Osteoporosis:  Don't let a family history of this devastating disease make you think that you're a sitting duck!  The right nutrition, water consumption, and progressive strength training regimen are all you'll need to keep your bones strong at ANY age.  The trick is to know the right amounts of calcium and vitamin D to be consuming for you and your activities, and to have a resistive program that is just enough to improve your bones without damaging your muscles or joints.  An exercise professional with a strong background in bone maintenance will craft the right program for your needs, and you'll see your T-score improving a little bit more every few months, regardless of what your bloodline says.

Heart disease, arthritis, poor balance, and most others disorders have fairly simple answers, also!  Please call us (877-698-3648), email, or post your questions on our Facebook page or in the comments area below.  There are solid solutions for you and for your family; we just need to put in the time to look at your lifestyle and medical history, and assess your needs for better living and reduced risk.

Have a safe and wonderful weekend, everyone!

Tuesday, March 13, 2012

Top 5 Things You've Got To Know for Fat Loss

If you're going to effectively lose excess bodyfat, then you've got to have a Caloric Deficit Plan!  Otherwise, you're throwing darts, blindfolded.  It's all a crapshoot if you don't know what you're up against or how your efforts will measure up against it!

#5.  Remember this:  1 lb = 3500 calories.  Burning one pound of bodyfat means creating a caloric deficit of roughly 3500 calories.  These calories can be expended through movement, through consuming fewer calories of food and drink, and through raising your metabolism. 

#4.  While a Perfect Personal Trainer can better personalize these numbers, you can usually assume an approximate caloric loss of...
4 or 5 calories per minute of light aerobic or circuit training exercise
8 - 10 calories burned per minute of moderate aerobic or circuit exercise
13 - 17 calories per minute of intense aerobic or circuit exercise

#3.  It is usually safe for those who weight over 180 lbs to consume as few as 1500 calories per day.  Those between 120 and 180 lbs can usually consume as low as 1350 calories per day without negative repercussion.  For those under 120 pounds, it is often safe to consume as few as 1200 calories per day.  Get to know the calories you're taking in so you can insure your weight loss success.

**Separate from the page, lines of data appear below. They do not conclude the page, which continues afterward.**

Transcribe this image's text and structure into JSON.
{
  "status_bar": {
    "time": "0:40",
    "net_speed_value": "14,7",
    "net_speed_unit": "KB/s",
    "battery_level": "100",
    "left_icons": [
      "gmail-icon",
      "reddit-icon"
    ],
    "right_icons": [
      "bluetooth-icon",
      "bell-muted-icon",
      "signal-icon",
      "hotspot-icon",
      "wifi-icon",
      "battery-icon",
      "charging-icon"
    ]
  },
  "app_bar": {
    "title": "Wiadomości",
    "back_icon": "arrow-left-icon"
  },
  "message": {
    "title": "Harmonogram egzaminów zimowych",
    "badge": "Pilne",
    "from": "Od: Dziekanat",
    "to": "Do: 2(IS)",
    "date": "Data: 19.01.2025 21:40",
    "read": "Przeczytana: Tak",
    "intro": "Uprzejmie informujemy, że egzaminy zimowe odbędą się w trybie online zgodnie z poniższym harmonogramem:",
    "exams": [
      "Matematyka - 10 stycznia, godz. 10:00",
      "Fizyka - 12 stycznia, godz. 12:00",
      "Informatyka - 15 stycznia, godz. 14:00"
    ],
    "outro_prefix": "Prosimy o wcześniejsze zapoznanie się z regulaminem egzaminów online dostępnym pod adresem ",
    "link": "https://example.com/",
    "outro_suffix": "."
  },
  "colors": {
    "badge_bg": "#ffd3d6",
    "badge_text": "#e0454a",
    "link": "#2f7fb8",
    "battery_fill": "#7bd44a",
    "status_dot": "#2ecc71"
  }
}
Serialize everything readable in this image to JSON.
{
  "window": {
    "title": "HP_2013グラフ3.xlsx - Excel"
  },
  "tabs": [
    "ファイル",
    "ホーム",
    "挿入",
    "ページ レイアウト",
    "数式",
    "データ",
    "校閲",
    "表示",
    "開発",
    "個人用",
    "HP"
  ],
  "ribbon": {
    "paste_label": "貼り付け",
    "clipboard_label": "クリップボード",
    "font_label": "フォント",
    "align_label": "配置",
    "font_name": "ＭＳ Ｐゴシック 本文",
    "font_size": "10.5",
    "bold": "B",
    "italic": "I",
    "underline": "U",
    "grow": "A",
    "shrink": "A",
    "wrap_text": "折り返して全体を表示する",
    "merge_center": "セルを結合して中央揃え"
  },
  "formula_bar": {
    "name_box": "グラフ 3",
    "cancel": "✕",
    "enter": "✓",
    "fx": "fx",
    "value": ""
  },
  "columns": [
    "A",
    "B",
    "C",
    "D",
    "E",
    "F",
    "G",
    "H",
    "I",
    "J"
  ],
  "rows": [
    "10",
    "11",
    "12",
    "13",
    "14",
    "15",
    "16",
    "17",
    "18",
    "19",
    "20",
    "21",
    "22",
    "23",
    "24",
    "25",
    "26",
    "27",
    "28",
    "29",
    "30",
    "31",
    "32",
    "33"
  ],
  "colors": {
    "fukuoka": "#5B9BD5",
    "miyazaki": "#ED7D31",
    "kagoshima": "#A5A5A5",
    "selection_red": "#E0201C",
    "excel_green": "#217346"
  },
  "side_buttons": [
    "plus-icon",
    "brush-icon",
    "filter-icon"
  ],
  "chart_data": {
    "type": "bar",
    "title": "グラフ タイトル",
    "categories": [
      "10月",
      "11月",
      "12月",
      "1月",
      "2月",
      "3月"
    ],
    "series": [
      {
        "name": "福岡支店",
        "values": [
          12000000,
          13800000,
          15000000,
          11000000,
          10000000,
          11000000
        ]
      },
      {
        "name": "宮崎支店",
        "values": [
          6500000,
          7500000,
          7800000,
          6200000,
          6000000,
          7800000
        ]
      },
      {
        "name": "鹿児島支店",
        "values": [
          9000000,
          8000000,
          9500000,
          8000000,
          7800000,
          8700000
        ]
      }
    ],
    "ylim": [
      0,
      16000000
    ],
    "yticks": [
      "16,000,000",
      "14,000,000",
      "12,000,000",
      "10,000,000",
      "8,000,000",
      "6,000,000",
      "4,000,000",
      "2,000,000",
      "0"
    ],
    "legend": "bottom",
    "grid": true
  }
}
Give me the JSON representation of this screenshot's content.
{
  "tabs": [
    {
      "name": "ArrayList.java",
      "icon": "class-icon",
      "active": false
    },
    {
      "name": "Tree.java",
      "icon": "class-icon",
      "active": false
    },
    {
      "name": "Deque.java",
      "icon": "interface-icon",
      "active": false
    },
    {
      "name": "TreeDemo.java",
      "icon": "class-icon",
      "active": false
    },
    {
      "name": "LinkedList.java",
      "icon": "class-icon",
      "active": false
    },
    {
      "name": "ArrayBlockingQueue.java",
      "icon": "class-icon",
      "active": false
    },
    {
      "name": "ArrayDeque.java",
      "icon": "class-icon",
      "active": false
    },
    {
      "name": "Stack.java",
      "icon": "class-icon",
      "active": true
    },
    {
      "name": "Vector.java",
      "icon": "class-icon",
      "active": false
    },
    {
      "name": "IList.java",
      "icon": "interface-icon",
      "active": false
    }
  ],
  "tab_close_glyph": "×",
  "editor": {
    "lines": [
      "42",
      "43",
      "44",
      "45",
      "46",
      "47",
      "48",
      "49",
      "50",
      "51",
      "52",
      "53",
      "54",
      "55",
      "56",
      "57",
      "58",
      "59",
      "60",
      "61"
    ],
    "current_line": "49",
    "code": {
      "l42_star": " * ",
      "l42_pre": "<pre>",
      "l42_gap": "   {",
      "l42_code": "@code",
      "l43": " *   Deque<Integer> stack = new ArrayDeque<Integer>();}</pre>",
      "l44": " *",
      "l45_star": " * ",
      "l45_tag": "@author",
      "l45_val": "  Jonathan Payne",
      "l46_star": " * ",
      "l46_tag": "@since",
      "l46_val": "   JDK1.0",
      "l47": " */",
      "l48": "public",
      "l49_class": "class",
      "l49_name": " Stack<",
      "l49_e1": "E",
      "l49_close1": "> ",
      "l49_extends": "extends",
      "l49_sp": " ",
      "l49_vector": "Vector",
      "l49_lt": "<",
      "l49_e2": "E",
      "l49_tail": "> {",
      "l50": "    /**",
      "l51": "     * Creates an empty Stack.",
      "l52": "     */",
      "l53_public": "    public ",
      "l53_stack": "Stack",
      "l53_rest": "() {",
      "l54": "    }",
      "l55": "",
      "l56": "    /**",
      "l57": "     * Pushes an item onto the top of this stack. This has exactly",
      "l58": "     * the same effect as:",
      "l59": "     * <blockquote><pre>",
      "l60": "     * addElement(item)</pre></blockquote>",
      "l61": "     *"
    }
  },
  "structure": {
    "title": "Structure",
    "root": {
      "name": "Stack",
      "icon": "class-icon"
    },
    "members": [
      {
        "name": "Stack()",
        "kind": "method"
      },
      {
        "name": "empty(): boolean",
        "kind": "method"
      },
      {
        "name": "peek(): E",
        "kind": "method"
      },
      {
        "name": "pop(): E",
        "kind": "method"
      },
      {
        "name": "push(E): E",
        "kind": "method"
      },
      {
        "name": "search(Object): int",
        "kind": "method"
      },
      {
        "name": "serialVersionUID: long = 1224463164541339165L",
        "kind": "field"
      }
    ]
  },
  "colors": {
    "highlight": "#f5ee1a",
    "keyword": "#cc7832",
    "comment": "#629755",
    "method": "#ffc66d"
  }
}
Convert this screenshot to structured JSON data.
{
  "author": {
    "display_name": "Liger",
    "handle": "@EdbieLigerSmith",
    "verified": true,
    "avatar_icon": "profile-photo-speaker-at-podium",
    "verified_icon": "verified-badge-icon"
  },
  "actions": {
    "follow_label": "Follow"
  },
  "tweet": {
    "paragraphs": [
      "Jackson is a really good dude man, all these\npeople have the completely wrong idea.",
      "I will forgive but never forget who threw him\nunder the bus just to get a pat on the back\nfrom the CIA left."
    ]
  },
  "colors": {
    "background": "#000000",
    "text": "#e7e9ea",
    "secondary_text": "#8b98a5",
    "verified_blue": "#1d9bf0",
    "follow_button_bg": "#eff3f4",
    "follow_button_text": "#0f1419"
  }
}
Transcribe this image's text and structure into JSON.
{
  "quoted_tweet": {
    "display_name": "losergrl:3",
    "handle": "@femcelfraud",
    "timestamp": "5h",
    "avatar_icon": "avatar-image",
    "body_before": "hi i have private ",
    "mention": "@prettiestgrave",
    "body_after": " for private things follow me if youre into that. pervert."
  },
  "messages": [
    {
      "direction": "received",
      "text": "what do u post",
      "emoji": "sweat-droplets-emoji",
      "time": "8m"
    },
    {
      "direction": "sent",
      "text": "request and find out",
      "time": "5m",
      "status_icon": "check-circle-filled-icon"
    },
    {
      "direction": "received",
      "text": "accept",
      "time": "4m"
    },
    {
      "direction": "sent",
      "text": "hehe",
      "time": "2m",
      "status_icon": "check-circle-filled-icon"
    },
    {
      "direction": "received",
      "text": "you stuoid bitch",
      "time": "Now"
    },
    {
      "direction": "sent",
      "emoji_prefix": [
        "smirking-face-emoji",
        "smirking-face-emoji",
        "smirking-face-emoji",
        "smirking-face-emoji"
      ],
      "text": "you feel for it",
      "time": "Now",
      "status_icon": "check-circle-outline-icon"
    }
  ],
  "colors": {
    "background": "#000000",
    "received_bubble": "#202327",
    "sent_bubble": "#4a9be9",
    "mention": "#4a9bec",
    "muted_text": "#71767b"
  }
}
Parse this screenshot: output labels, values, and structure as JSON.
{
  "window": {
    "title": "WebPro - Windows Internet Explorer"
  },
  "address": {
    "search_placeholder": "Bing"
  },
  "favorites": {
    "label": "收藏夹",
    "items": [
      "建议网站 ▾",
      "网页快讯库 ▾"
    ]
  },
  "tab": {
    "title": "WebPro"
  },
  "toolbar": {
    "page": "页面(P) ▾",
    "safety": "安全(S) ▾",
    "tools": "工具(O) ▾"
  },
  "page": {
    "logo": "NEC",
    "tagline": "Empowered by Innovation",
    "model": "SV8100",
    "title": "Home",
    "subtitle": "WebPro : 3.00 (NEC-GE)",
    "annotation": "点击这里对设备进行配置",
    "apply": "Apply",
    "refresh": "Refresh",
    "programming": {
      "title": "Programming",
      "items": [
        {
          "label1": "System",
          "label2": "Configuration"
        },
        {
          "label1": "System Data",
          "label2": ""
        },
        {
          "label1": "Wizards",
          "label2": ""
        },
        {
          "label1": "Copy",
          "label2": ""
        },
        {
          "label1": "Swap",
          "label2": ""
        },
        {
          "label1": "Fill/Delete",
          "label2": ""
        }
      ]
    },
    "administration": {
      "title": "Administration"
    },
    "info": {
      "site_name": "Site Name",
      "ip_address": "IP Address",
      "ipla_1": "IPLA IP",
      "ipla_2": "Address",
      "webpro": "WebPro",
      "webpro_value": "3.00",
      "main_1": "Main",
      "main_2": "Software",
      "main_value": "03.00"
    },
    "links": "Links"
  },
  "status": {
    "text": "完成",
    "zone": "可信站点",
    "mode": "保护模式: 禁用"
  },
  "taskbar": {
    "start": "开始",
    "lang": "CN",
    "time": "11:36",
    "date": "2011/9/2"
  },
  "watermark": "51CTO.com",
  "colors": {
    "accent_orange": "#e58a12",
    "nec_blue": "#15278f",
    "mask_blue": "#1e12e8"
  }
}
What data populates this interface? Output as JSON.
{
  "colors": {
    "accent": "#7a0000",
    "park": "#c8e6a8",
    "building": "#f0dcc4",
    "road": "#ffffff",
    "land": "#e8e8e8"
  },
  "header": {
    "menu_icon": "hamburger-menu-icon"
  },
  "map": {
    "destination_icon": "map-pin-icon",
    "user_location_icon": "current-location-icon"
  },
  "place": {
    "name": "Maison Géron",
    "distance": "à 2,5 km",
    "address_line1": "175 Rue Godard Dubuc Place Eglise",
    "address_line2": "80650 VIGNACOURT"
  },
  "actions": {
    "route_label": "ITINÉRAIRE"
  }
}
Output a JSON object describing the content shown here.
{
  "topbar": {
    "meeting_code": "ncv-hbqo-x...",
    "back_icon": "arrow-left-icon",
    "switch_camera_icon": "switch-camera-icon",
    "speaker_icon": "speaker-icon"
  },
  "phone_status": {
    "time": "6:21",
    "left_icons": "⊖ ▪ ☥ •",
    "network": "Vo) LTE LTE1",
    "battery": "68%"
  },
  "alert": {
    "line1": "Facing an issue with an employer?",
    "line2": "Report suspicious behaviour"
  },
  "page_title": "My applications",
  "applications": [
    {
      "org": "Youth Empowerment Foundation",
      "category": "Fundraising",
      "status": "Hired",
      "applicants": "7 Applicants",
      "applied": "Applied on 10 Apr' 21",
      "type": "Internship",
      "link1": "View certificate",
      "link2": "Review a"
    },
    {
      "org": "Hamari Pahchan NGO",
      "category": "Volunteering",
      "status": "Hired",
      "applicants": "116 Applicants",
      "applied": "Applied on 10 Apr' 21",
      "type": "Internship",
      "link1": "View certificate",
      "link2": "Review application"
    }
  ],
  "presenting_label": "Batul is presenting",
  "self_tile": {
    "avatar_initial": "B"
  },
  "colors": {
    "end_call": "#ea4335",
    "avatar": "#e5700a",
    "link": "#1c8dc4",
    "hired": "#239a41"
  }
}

#2.  Don't rely on bodyweight exercises when they're not in your best interest!
For example, pushups can be an excellent exercise for many. But, this exercise is usually not ideal for those who can safely perform more than 30 pushups at a time, or for those who experience back pain, or wrist or shoulder problems during or after this exercise.  When you're selecting your exercises, choose the ones that are most appropriate and the best use of your time -- not just what's convenient.

#1.  Find out what your body composition is!  You see, much of your body weight will come from bone density, muscle tissue, body water, or other healthy, normal fat-free weight.  Therefore, it doesn't make sense to assume that losing weight is always good or that gaining weight is always bad.  Let a Perfect Personal Trainer assess your body composition (fat percentage) so that you can plan for roughly 1% of body composition loss weekly until you're in a healthy, safe range.
There is a LOT to discuss here, everyone, so please feel free to post comments or call us at (877)698-3648.  We're always here to help you achieve preventive health, your fitness goals, a greater self-confidence, and your lifelong dreams!